Why is the DEA Stonewalling Clinical Research for Cannabis?

Jul 31, 2019 | Cannabis, Clinical Research, Lawsuit

Why is the DEA Stonewalling Clinical Research for Cannabis?

The U.S Court of Appeals for the District of Columbia Circuit has ordered the U.S. Drug Enforcement Agency (DEA) to explain why it has yet to respond to nearly two dozen clinical researchers around the nation who applied three years ago for a DEA license to grow research cannabis, reports Reason.

What is going on?

Organizations such as the Scottsdale Research Institute (SRI) have filed lawsuits against the U..S. Justice Department and the DEA. They sought a “writ of mandamus” that would compel the DEA to respond to applicants seeking a license.

The Argument

The Improving Regulatory Transparency for New Medical Therapies Act, signed by then-President Obama in November 2015, requires “that the Attorney General, upon receiving an application to manufacture a Schedule I substance for use only in a clinical trial, publish a notice of application not later than 90 days after accepting the application for filing.”

Reason reports that over 20 other potential cannabis manufacturers applied for licenses from the DEA in 2016, but a notice of their applications has yet to appear in the Federal Register.

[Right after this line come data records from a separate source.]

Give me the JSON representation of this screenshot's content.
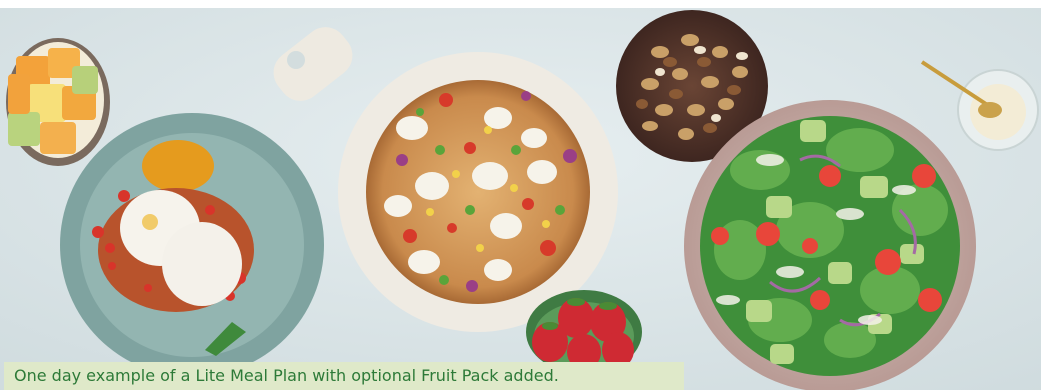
{
  "caption": "One day example of a Lite Meal Plan with optional Fruit Pack added.",
  "colors": {
    "background": "#d9e3e6",
    "caption_band": "#dfe9c9",
    "caption_text": "#2d7a38"
  }
}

Hence, the litigants argue that the agency is unlawfully withholding its services. There was an installed federal directive to prioritize applications relating to clinical research, but agencies are stalling for some reason.

A Political Agenda?

Federal law was crafted by representatives of the people and signed by the President at the time. The executive branch agencies are now stalling, falling short of their duties to support medical clinical research. These lawsuits are quite noteworthy given the lack of domestically grown cannabis suitable for research with human participants, reports Reason. Undoubtedly, there are factions and forces in the executive branch that have no problem delaying what should be a clockwork execution. The U.S. is falling behind on all fronts in the rapidly burgeoning global cannabis market—from industrial hemp and food products to the vast medical research arena. Time to put pragmatism over politics.